**Work request:**
Retype all entries exactly as they stand, excluding pictures.

(Element data from apps and pages)
────────

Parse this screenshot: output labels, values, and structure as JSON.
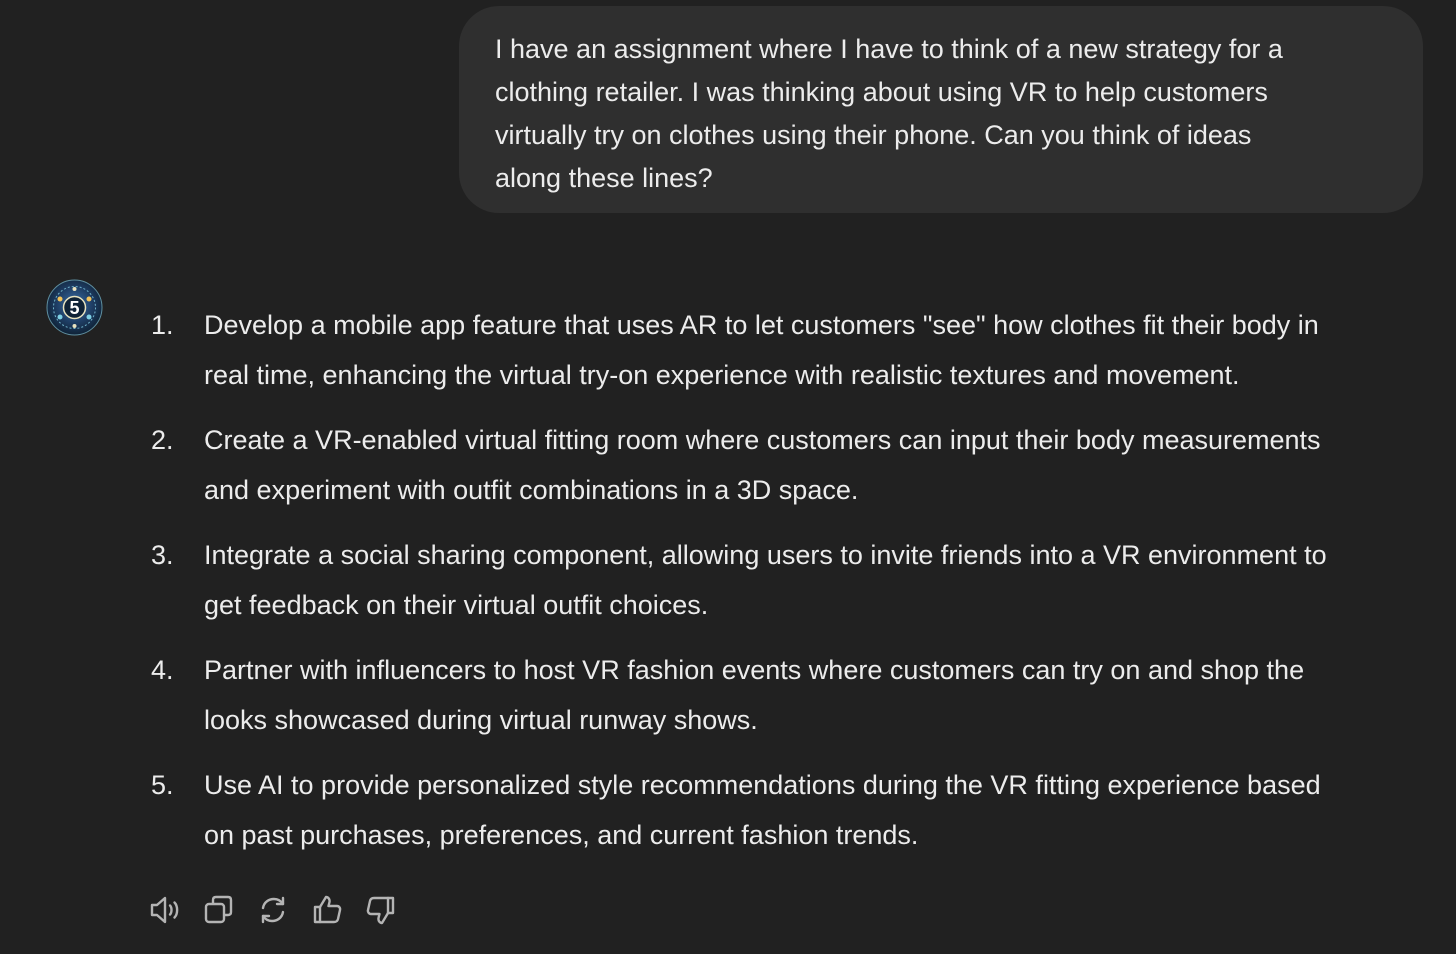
{
  "user_message": {
    "lines": [
      "I have an assignment where I have to think of a new strategy for a",
      "clothing retailer. I was thinking about using VR to help customers",
      "virtually try on clothes using their phone. Can you think of ideas",
      "along these lines?"
    ]
  },
  "assistant": {
    "avatar_label": "5",
    "items": [
      {
        "number": "1.",
        "lines": [
          "Develop a mobile app feature that uses AR to let customers \"see\" how clothes fit their body in",
          "real time, enhancing the virtual try-on experience with realistic textures and movement."
        ]
      },
      {
        "number": "2.",
        "lines": [
          "Create a VR-enabled virtual fitting room where customers can input their body measurements",
          "and experiment with outfit combinations in a 3D space."
        ]
      },
      {
        "number": "3.",
        "lines": [
          "Integrate a social sharing component, allowing users to invite friends into a VR environment to",
          "get feedback on their virtual outfit choices."
        ]
      },
      {
        "number": "4.",
        "lines": [
          "Partner with influencers to host VR fashion events where customers can try on and shop the",
          "looks showcased during virtual runway shows."
        ]
      },
      {
        "number": "5.",
        "lines": [
          "Use AI to provide personalized style recommendations during the VR fitting experience based",
          "on past purchases, preferences, and current fashion trends."
        ]
      }
    ]
  },
  "actions": [
    {
      "name": "read-aloud-button",
      "icon": "speaker-icon"
    },
    {
      "name": "copy-button",
      "icon": "copy-icon"
    },
    {
      "name": "regenerate-button",
      "icon": "refresh-icon"
    },
    {
      "name": "thumbs-up-button",
      "icon": "thumbs-up-icon"
    },
    {
      "name": "thumbs-down-button",
      "icon": "thumbs-down-icon"
    }
  ],
  "colors": {
    "background": "#212121",
    "bubble": "#2f2f2f",
    "text": "#ececec",
    "icon": "#b4b4b4"
  }
}
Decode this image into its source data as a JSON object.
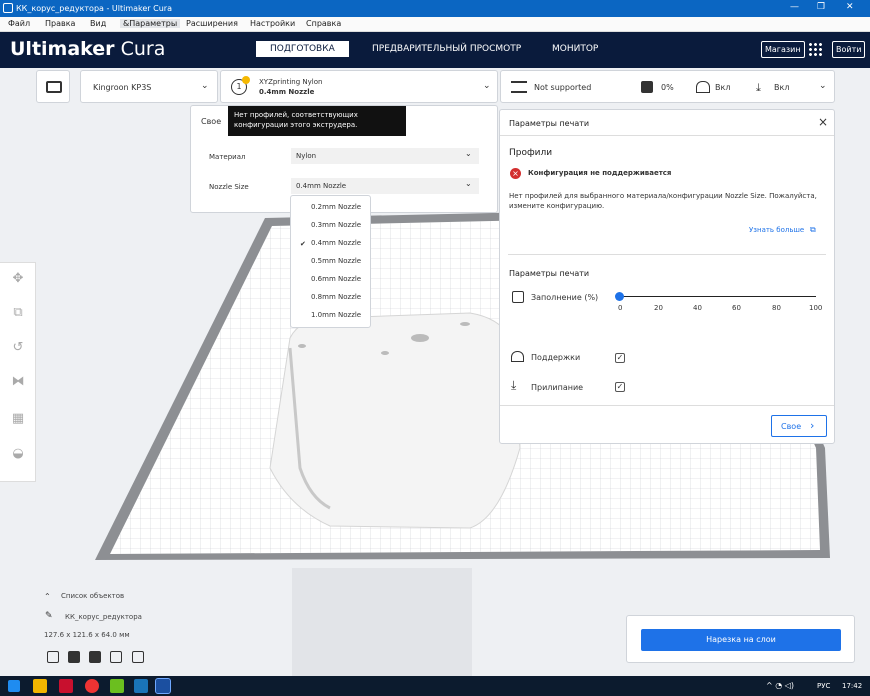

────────

**Solution to the problem:**
Parse this screenshot: output labels, values, and structure as JSON.
{
  "user_message": {
    "lines": [
      "I have an assignment where I have to think of a new strategy for a",
      "clothing retailer. I was thinking about using VR to help customers",
      "virtually try on clothes using their phone. Can you think of ideas",
      "along these lines?"
    ]
  },
  "assistant": {
    "avatar_label": "5",
    "items": [
      {
        "number": "1.",
        "lines": [
          "Develop a mobile app feature that uses AR to let customers \"see\" how clothes fit their body in",
          "real time, enhancing the virtual try-on experience with realistic textures and movement."
        ]
      },
      {
        "number": "2.",
        "lines": [
          "Create a VR-enabled virtual fitting room where customers can input their body measurements",
          "and experiment with outfit combinations in a 3D space."
        ]
      },
      {
        "number": "3.",
        "lines": [
          "Integrate a social sharing component, allowing users to invite friends into a VR environment to",
          "get feedback on their virtual outfit choices."
        ]
      },
      {
        "number": "4.",
        "lines": [
          "Partner with influencers to host VR fashion events where customers can try on and shop the",
          "looks showcased during virtual runway shows."
        ]
      },
      {
        "number": "5.",
        "lines": [
          "Use AI to provide personalized style recommendations during the VR fitting experience based",
          "on past purchases, preferences, and current fashion trends."
        ]
      }
    ]
  },
  "actions": [
    {
      "name": "read-aloud-button",
      "icon": "speaker-icon"
    },
    {
      "name": "copy-button",
      "icon": "copy-icon"
    },
    {
      "name": "regenerate-button",
      "icon": "refresh-icon"
    },
    {
      "name": "thumbs-up-button",
      "icon": "thumbs-up-icon"
    },
    {
      "name": "thumbs-down-button",
      "icon": "thumbs-down-icon"
    }
  ],
  "colors": {
    "background": "#212121",
    "bubble": "#2f2f2f",
    "text": "#ececec",
    "icon": "#b4b4b4"
  }
}
Decode this image into its source data as a JSON object.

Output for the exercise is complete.